The political storm that has been raging in Malaysia intensified yesterday after allegations surfaced in the media that US$700 million (S$940 million) from companies linked to debt-laden state firm 1Malaysia Development Berhad (1MDB) had been wired to personal accounts of the prime minister.
This sparked an immediate rebuttal from embattled Malaysian Prime Minister Najib Razak, who slammed the reports as a "continuation of political sabotage" and an attempt to damage the country and remove an elected leader.
It also led to calls from the opposition for Datuk Seri Najib to step aside to allow an independent investigation.
Social media was set alight, with some asking why the Premier did not sue the media outlets that carried the claims, or why he did not say he had no such accounts at Malaysia's AmBank as reported.

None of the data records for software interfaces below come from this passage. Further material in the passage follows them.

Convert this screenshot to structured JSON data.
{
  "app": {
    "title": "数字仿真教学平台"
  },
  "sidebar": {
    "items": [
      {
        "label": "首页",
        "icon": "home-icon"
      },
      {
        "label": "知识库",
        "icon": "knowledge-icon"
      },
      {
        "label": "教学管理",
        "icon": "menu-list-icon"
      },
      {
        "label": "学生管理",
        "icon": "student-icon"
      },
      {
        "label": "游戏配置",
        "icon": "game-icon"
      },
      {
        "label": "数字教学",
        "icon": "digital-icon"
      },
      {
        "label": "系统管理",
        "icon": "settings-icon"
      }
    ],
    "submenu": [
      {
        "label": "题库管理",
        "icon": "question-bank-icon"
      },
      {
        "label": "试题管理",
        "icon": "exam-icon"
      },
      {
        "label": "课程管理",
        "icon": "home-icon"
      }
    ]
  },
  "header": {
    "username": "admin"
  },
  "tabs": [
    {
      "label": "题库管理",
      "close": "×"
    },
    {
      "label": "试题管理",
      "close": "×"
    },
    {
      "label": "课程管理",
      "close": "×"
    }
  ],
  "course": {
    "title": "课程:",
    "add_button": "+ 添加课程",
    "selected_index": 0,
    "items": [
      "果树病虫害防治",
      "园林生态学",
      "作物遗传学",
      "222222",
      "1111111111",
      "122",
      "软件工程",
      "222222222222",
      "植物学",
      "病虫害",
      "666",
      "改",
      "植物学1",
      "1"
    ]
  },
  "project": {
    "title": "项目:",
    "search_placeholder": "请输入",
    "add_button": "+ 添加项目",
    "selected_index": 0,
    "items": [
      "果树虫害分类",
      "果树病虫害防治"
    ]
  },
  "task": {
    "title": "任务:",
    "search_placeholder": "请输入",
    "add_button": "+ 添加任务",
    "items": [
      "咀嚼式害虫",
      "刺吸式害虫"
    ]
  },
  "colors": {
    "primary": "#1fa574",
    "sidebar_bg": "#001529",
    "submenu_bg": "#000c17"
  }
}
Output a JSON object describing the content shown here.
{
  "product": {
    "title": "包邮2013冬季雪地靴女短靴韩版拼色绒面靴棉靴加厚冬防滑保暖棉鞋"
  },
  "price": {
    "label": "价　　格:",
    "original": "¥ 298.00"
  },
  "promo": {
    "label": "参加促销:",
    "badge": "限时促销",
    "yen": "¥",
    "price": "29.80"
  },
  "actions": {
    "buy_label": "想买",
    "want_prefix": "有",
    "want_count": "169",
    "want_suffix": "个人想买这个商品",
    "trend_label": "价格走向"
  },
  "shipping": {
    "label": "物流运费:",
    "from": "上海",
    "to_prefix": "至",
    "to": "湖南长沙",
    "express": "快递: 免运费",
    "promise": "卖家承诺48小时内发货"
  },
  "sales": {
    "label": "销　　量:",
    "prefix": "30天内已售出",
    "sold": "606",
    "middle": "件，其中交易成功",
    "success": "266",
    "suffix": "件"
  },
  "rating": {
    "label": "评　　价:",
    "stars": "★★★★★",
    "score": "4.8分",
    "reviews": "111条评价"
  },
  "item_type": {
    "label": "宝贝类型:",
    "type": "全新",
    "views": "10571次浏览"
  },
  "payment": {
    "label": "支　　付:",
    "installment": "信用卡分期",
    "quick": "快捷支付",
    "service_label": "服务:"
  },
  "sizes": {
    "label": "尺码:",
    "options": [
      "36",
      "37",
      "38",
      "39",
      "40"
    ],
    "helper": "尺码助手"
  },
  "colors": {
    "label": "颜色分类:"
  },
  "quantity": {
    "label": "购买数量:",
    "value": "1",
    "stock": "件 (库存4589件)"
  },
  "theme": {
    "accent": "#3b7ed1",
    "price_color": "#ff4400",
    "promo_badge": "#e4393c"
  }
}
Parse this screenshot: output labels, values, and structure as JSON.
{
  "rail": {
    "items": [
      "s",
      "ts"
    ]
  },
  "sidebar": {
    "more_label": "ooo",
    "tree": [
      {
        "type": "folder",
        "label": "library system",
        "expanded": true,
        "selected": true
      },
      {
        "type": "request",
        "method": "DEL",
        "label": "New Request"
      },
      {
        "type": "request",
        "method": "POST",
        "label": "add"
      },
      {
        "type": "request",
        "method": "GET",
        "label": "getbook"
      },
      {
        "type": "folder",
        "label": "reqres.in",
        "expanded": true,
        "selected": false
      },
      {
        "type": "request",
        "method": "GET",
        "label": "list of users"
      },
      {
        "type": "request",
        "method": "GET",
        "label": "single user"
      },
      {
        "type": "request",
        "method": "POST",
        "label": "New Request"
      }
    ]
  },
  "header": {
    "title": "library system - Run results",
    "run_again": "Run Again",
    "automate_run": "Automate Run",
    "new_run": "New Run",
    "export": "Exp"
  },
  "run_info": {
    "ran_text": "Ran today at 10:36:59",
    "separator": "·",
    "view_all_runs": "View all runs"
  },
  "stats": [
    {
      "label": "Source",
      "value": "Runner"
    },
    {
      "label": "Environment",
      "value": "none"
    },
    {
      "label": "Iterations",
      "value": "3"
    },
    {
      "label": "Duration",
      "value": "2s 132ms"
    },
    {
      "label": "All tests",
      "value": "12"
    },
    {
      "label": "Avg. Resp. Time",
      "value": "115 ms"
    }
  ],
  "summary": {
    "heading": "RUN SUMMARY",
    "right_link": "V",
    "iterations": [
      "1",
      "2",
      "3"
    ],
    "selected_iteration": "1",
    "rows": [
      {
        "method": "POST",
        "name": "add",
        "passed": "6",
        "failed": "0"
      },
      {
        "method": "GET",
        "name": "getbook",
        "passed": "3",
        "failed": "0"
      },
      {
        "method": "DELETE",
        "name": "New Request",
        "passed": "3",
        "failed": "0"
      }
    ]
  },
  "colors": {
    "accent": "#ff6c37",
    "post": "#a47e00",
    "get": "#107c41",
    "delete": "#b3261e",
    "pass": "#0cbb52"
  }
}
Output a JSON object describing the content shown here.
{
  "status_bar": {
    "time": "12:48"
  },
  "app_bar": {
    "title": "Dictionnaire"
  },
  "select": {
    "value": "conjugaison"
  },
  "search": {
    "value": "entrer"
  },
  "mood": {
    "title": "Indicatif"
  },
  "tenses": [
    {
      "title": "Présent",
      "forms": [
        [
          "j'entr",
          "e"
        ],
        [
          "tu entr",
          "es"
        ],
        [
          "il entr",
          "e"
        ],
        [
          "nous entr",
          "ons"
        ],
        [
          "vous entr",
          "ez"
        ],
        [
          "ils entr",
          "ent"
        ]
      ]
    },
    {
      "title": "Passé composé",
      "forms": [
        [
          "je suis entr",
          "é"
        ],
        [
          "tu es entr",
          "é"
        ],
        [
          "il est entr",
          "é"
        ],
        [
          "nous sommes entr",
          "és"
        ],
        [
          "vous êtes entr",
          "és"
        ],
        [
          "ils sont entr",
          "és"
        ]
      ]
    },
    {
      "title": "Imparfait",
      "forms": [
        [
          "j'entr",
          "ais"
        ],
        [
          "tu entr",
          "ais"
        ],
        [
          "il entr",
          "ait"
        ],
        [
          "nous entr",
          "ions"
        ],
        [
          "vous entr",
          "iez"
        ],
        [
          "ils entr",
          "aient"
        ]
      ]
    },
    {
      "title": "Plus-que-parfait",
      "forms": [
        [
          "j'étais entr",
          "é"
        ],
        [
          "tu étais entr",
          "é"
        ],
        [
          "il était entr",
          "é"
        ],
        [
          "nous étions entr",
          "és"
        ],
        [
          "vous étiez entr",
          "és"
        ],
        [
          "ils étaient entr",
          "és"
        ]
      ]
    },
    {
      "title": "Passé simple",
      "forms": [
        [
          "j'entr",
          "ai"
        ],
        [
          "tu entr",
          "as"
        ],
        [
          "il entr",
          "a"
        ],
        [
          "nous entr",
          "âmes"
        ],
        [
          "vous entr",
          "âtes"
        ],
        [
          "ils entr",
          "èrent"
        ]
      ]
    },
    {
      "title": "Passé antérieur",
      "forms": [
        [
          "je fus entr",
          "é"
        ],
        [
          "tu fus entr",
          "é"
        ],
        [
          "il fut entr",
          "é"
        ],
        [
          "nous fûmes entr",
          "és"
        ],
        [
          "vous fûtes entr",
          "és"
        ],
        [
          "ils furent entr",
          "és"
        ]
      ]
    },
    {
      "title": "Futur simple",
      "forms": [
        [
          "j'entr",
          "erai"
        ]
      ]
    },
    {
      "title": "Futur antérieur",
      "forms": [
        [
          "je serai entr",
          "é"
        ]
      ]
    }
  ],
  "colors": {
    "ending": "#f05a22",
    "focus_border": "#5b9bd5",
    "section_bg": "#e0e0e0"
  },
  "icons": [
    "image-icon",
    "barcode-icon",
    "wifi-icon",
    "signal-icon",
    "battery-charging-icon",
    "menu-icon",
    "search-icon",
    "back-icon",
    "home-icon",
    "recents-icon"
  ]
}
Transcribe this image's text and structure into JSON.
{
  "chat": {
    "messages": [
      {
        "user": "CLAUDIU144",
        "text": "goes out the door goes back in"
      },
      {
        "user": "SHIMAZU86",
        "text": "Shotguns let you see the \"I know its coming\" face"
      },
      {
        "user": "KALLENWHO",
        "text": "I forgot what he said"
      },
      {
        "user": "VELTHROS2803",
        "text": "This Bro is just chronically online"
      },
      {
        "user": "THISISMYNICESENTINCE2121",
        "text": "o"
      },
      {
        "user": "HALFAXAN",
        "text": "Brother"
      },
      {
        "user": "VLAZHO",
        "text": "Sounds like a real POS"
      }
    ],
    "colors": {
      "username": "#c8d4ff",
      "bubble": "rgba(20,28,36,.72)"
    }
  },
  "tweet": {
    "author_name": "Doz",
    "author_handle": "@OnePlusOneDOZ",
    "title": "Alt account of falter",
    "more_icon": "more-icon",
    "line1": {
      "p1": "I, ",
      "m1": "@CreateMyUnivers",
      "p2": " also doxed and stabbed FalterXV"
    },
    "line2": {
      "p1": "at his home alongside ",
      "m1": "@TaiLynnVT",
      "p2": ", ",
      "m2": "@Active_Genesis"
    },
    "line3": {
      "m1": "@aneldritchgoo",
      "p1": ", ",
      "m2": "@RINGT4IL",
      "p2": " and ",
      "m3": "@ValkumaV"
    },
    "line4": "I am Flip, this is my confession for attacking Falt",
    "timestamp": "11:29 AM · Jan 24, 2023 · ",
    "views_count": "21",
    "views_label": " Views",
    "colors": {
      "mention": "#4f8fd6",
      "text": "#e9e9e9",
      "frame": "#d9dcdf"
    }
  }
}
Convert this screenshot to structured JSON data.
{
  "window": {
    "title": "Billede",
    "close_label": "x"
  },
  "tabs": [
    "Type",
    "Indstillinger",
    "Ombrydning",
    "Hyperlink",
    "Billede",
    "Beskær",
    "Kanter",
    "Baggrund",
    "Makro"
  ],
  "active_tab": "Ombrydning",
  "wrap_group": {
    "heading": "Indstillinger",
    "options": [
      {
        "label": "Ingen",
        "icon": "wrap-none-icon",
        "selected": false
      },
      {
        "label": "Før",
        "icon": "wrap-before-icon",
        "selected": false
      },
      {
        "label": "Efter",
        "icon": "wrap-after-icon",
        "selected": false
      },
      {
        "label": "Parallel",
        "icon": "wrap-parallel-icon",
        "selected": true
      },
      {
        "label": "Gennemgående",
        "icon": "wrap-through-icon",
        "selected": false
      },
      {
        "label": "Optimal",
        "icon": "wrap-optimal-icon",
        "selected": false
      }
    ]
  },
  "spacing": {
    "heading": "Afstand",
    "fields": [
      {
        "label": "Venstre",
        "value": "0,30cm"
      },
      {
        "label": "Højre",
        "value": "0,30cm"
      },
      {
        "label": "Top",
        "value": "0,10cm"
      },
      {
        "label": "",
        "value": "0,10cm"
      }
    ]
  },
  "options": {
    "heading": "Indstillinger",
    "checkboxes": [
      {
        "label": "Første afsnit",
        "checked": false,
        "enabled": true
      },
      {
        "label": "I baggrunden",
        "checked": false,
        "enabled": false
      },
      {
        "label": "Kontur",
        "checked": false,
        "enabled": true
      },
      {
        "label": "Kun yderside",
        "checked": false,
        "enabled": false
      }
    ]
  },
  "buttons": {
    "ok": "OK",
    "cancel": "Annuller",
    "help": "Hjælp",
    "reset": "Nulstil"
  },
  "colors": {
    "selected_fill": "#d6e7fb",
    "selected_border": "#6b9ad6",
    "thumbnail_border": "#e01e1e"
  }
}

Said secretary-general of the opposition Democratic Action Party Lim Guan Eng: "Najib should file a suit in the US against the publication to clear his name if necessary. But first, he must explain. Failing which, he has to resign."
The Wall Street Journal (WSJ), in a report, alleged that documents from a "government probe" into 1MDB - whose advisory board is chaired by Mr Najib - showed five deposits into accounts in his name at a Malaysian bank.
The two largest, worth US$620 million and US$61 million, were transacted in March 2013, just two months before a general election he narrowly won, WSJ claimed.
The allegations published by the WSJ did not specify which government agency had done the probe. Anti-government whistleblower website Sarawak Report - which also carried details of the alleged misappropriations - said the information was known to several law enforcers, including the Attorney- General's office.
Mr Najib's office said in a statement that "these latest claims, attributed to unnamed investigators as a basis to attack the Prime Minister, are a continuation of this political sabotage". "There have been concerted efforts by certain individuals to undermine confidence in our economy, tarnish the government and remove a democratically elected prime minister."
While the Najib administration and 1MDB have faced months of criticisms from former premier Mahathir Mohamad, the opposition and the media, the WSJ report might damage him the most due to the details given and the seriousness of the allegations by the highly regarded financial paper, analysts say. 1MDB said separately that it "has never provided any funds to the Prime Minister".
Auditor-General Ambrin Buang confirmed to The Straits Times yesterday that he has completed his probe and would table it to Parliament's Public Accounts Committee next Thursday. But he said he was not aware of the WSJ's claims and "cannot comment on the contents" of his report.
A company called Tanore Finance allegedly sent the US$681 million via Falcon Private Bank, which is owned by Abu Dhabi state firm International Petroleum Investment Company (IPIC).
IPIC recently helped 1MDB wipe out RM16 billion of debt in exchange for unspecified assets. Abu Dhabi and Malaysia signed a "strategic partnership" in March 2013, just days before the alleged transfers.